Exercise details — Read the data below. Every line holding the string "title" must be copied.

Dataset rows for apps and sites
§

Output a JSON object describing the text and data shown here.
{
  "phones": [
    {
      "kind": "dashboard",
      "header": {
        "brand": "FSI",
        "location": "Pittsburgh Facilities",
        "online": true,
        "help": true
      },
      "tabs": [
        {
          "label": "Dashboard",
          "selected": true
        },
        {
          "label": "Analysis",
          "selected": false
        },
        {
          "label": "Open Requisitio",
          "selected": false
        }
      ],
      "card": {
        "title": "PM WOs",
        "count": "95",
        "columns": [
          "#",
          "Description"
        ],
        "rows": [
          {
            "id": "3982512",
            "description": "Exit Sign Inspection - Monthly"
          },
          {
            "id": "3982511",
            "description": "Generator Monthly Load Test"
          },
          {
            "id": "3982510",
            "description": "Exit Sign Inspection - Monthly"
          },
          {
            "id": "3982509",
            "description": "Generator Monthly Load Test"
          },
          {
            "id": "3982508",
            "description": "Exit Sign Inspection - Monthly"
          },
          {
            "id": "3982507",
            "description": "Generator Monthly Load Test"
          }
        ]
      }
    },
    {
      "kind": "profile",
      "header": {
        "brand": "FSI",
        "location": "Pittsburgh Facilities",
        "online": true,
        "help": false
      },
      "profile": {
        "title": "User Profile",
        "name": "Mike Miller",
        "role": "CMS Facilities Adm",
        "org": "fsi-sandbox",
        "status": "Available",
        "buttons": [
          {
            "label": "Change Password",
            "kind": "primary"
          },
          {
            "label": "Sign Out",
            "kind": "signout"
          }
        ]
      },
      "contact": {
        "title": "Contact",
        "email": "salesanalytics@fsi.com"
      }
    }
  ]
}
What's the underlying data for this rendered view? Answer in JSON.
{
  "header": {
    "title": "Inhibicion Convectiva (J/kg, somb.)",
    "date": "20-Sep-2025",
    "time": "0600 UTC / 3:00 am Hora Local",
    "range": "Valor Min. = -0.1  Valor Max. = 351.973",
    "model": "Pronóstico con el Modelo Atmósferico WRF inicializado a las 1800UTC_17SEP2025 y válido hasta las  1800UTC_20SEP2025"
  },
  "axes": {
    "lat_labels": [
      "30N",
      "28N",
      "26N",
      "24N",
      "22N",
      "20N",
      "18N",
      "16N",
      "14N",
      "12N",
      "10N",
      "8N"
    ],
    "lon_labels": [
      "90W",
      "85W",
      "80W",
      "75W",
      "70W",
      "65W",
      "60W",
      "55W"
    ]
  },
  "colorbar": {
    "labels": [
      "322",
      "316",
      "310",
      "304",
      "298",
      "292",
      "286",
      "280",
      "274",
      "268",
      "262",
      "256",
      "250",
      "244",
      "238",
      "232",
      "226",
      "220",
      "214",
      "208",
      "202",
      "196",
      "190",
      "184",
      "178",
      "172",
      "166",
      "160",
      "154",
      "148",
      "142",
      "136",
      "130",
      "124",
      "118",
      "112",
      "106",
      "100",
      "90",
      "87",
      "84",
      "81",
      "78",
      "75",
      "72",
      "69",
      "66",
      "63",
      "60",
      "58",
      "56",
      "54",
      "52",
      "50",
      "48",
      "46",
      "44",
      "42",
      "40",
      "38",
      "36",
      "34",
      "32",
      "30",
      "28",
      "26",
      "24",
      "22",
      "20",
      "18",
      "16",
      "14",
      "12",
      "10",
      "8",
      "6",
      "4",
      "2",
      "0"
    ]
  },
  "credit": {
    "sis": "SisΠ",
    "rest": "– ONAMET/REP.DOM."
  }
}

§

Task solution —
        "title": "PM WOs",
        "title": "User Profile",
        "title": "Contact",
    "title": "Inhibicion Convectiva (J/kg, somb.)",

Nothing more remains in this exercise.